Could you repeat the records below exactly, without the pictures?

────────────────────────────────────────

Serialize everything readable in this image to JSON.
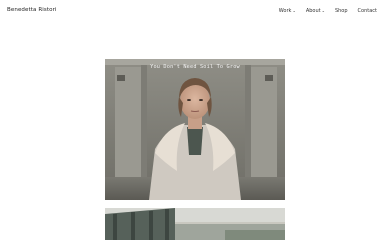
{
  "site": {
    "title": "Benedetta Ristori"
  },
  "nav": {
    "items": [
      {
        "label": "Work",
        "has_dropdown": true
      },
      {
        "label": "About",
        "has_dropdown": true
      },
      {
        "label": "Shop",
        "has_dropdown": false
      },
      {
        "label": "Contact",
        "has_dropdown": false
      }
    ],
    "dropdown_icon": "chevron-down-icon",
    "dropdown_glyph": "⌄"
  },
  "gallery": {
    "photo_1_caption": "You Don't Need Soil To Grow"
  }
}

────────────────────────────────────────

_SOLUTION FOR THIS PROBLEM:_
Serialize everything readable in this image to JSON.
{
  "site": {
    "title": "Benedetta Ristori"
  },
  "nav": {
    "items": [
      {
        "label": "Work",
        "has_dropdown": true
      },
      {
        "label": "About",
        "has_dropdown": true
      },
      {
        "label": "Shop",
        "has_dropdown": false
      },
      {
        "label": "Contact",
        "has_dropdown": false
      }
    ],
    "dropdown_icon": "chevron-down-icon",
    "dropdown_glyph": "⌄"
  },
  "gallery": {
    "photo_1_caption": "You Don't Need Soil To Grow"
  }
}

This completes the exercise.